The relationship of work, self-care, and quality of life in a sample of older working adults with cardiovascular disease.
Dickson-VV; Howe-A; Deal-J; McCarthy-MM
Heart Lung 2012 Jan-Feb; 41(1):5-14
OBJECTIVE: The study objective was to describe the self-care behaviors of adherence to medication, diet, exercise, and symptom monitoring of older workers with cardiovascular disease (CVD) and explore the relationship among job characteristics (job demands, job control, and workplace support), self-care, and quality of life. More than 3.5 million workers have CVD with significant work limitations and increased disability. Workers must meet the challenges of today's work processes that include increased stress and intense production demands while managing the complexities of their CVD. METHODS: A total of 129 workers (aged = 45 years) with CVD completed standardized instruments about self-care (Specific Adherence Scale a = .74), job characteristics (Job Content Questionnaire a = .71), and quality of life (MacNew health-related quality of life a = .84). Regression analyses were used to examine relationships between variables. RESULTS: The sample had a mean age of 59.16 +/- 8.83 years, 56.3% were female, and 36.5% were African-American. Self-care behaviors varied. Most workers (71.4%) reported medication adherence, and few adhered to diet (27%), exercise (18%), or symptom monitoring (31.3%). Psychologic job demands were negatively correlated to self-care (r = -.217, P = .02). Better adherence was reported by those with workplace support (r = .313, P = .001). Job characteristics explained 22% of variance in self-care adherence behaviors. Adherence was a significant determinant of general quality of life. CONCLUSION: Because job characteristics may interfere with self-care, clinicians should assess job demands and discuss stress management with employed patients. Interventions that foster worksite programs and facilitate self-care among workers with CVD are needed.

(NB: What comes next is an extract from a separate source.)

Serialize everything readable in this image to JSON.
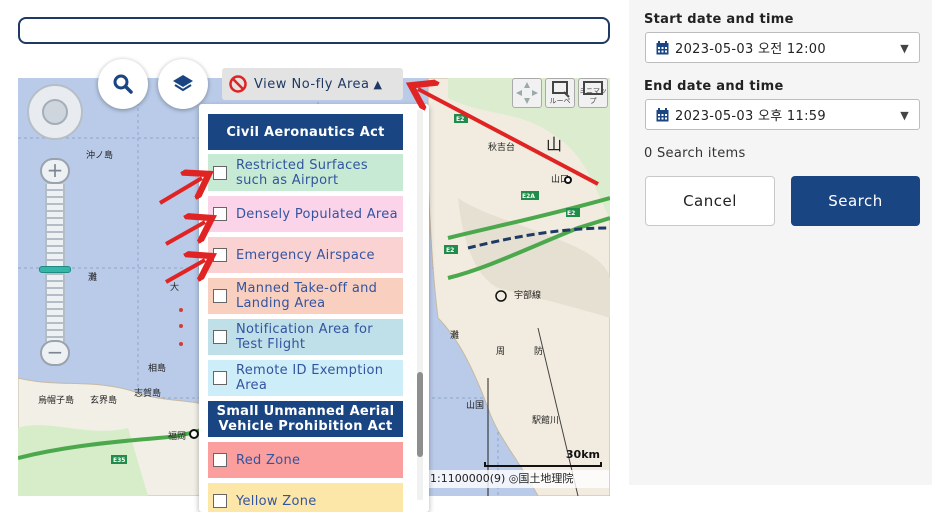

Health-care; Behavior; Age-factors; Cardiovascular-system-disorders; Heart; Behavior-patterns; Work-capability; Work-capacity; Job-stress; Disabled-workers; Worker-health; Decision-making; Humans; Men; Women; Adaptation; Health-surveys; Questionnaires; Job-analysis; Mathematical-models; Statistical-analysis; Pharmaceuticals; Diet; Physical-exercise; Psychological-adaptation; Quality-standards; Medical-monitoring; Stress;
Author Keywords: Adherence; Aging workforce; Cardiovascular disease; Job characteristics; Quality of life; Self-care
Victoria Vaughan Dickson, PhD, CRNP, New York University College of Nursing, 726 Broadway, 10th Floor, New York, NY 10003
Heart & Lung: The Journal of Acute and Critical Care
Mount Sinai School of Medicine